“He didn’t give us a day of rest,” says photographer Santiago, 37, sighing on the other end of the phone. The Argentine was already apprehensive about the future of his job at the public news agency Télam if Javier Milei won the elections, but he had no idea that the threat would come so quickly.
“Everything that can be in the hands of the private sector will be in the hands of the private sector”, confirmed the ultraliberal this Monday (20), just hours after being chosen as the country’s new president, referring to Télam, Rádio Nacional and TV Pública as a “covert propaganda ministry”.
The first week after his victory at the polls was marked by a climate of apprehension among employees of state-owned companies and ministries (which he intends to cut from 18 to 10), as well as an alert in the unions, which called assemblies, scheduled meetings and spoke in articulate a “fight plan” in the coming days.
On the other hand, they say they will wait for concrete measures after Milei’s inauguration on December 10 before “taking to the streets”, although they cite the fear of possible police repressions. They are also betting that privatizations will be blocked in Congress, where the biggest force is still Peronism.
The tension was heightened by another speech by the president-elect in recent days, casting doubt on the payment of part of the 13th public salary that is made in mid-December. “There is no money,” he replied when asked by broadcaster TN if he would pay. “[Mas] My premise is that the population is not affected, the adjustment will fall on politics”, he added, deviating from the subject without giving further explanation.

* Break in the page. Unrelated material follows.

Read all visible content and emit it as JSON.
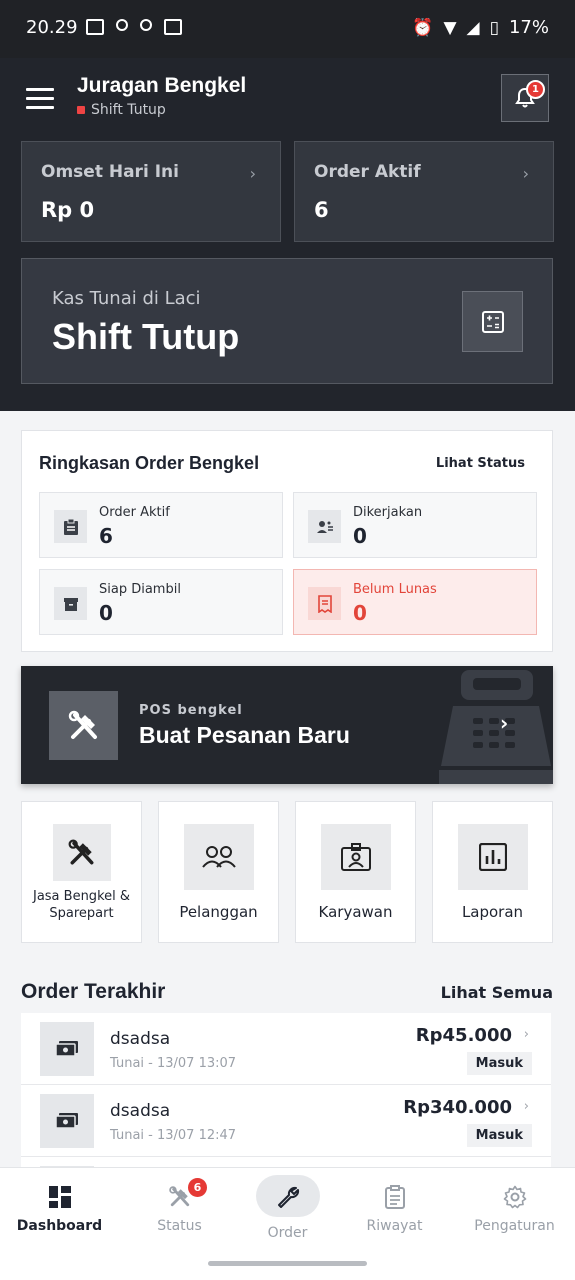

“Uncertainty is distressing”, says photographer Santiago, asking the Sheet May your real name be preserved. “It’s a very stressful time, because it’s my source of work. Furthermore, I really like what I do”, says he, who has worked at Télam for 15 years and has a young daughter.
He is one of around 4,000 employees of the Argentine public press, according to the Buenos Aires Press Union (Sinpreba), which held meetings in the three companies last week. “We say that we have to be patient, act collectively and join other sectors that will also have their rights threatened”, says secretary general Agustín Lecchi.
The first demonstration of what these movements call resistance was given on Thursday (22), when several groups joined the traditional March of the Mothers of Plaza de Mayo, which has taken place every Thursday for 46 years in front of the Casa Rosada for the memory of their children who disappeared during the last military dictatorship (1976-1983).
“We are working with assemblies in all ministries and, this Monday let’s hold a meeting to start a fight plan”, Daniel “Tano” Catalano, general secretary of ATE Capital (Association of State Workers) said in the crowd, which groups 36 thousand public employees in Buenos Aires and is aligned to Kirchnerism.
In Argentina, street mobilization is much more common than in Brazil, but in recent times it has been somewhat subdued in the face of the electoral campaign and a government candidate, Sergio Massa. Now, he believes that the protests will grow and multiply “as there is a loss of rights.” “Let’s hope we don’t end up being a docile people,” he says.
The aeronautical sector was another that met on Friday (24) to define the next steps, in light of Milei’s proposal to hand over the state-owned Aerolíneas Argentinas “to the employees so that they can do the debugging themselves”. “The people at Aerolíneas Argentinas are very qualified, the problem is political contamination,” he said, without giving details.
The four unions related to the area, including those of pilots and contractors, intend to schedule meetings with the leaders confirmed by Milei. “If there is a risk, we will come up with a plan with strikes, concentrations”, says Edgardo Llano, secretary general of the Aeronautical Personnel Association (APA).
He, however, says he doesn’t think the ultraliberal will be able to do everything he’s planning. “It will be very difficult for him to approve these measures in Congress, which is divided. Furthermore, if he insists on this idea, he will repeat the failure of privatizations in the 1990s, with [o ex-presidente] Carlos Menem.”
Milei’s ideas also bring back another memory of the past for photographer Santiago, when, in 2017, Mauricio Macri’s government fired more than 350 employees from the Télam agency to reduce costs. “It was terrible. We woke up in the morning and messages started from colleagues receiving their dismissals. It was one, two, suddenly it became 15, 300”, he remembers.
Most ended up being reincorporated in the following months and years, after union pressure. “People think that if the company is closed, inflation will end and tomorrow our economy will be thriving, but that is not the solution. Public media is essential to federalize the news, to talk about issues in the provinces that private media will never talk about. “, he argues.
The Argentine case echoes that of Brazil. During the 2018 presidential campaign, former president Jair Bolsonaro (PL) also promised to extinguish the Empresa Brasil de Comunicação (EBC), created during Lula’s (PT) first government. The measure did not go ahead, but its structure was reduced when he took over.